In the last two days before dying, many hospice patients at home or in a nursing home were not seen by a doctor, nurse or social worker--especially if they were black, dying on a Sunday or were in a nursing home. The findings, published in JAMA Internal Medicine, led the Centers for Medicare & Medicaid Services to change its hospice care payment policy for 2016, according to study lead author Dr. Joan Teno of the University of Washington. (Consumer Health Day; JAMA Internal Medicine)
Having to justify an antibiotics prescription for acute respiratory tract infections, or being compared with their peers for number of prescriptions written, lowered rates of inappropriate antibiotic prescribing practices, according to research published in JAMA. After an educational intervention, participants received either a suggestion prompt for a non-antibiotic, a justification prompt or an email showing how they ranked against their colleagues. In the cases of accountable justification and peer comparison, study participants were less likely to prescribe antibiotics against guideline recommendation.(MedPageTodayJAMA)
   Follow us on Twitter   Like us on Facebook 
New & Noted   
Time to start saving--or smoking? The healthier you are, the more money you need to save for health care in retirement, according to new research by the Empower Institute, which is sponsored by Empower Retirement, a division of Great-West Financial. The reason: Healthier people generally live longer. (Wall Street Journal)  

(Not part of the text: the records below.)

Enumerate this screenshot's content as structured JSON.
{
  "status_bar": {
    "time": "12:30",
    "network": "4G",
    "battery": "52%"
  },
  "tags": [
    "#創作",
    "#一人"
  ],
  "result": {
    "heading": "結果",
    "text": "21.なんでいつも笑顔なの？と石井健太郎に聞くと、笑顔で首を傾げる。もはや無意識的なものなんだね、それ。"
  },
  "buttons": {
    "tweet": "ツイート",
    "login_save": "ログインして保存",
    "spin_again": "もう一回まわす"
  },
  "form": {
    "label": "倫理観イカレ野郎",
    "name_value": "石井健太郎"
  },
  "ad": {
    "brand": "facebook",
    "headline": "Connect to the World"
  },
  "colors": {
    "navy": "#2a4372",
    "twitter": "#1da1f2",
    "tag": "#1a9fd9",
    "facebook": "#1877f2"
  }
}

Indy/Cincy HIE now bidirectional: Indianapolis-based Indiana Health Information Exchange and Cincinnati-based Health Bridge, two of the biggest and longest-standing health information exchanges in the United States, have begun sharing data bi-directionally across state lines. (Healthcare IT News)
Overpayment rule: CMS has released a final rule on Medicare overpayments. Among the changes: The look-back period is reduced from 10 years in the proposed rule to six years in the final. The final rule also clarifies what "identification" of an overpayment means. (Becker's Hospital Review)

Dementia incidence fell about 20 percent per decade since 1977, driven by declines in vascular dementia, according to a recent research. In this five-minute video, experts discuss the implications. The data comes from the Framingham Heart Study. (MedPageToday) 
MarketVoices...quotes worth reading
"When you have your provider calling, saying 'I'm really concerned,' that really gets the attention of other providers."-- Lisa Hoffman Wojcik of Mankato, Minn., on how being part of health care home helps her get specialists to pay attention to her sick son, quoted in the Star Tribune

Subscriber Tools
Editorial Team
Roxanna Guilford-Blake
Sandy Mau




Copyright 2009-2016, H2RMinutes

Wednesday, February 17, 2016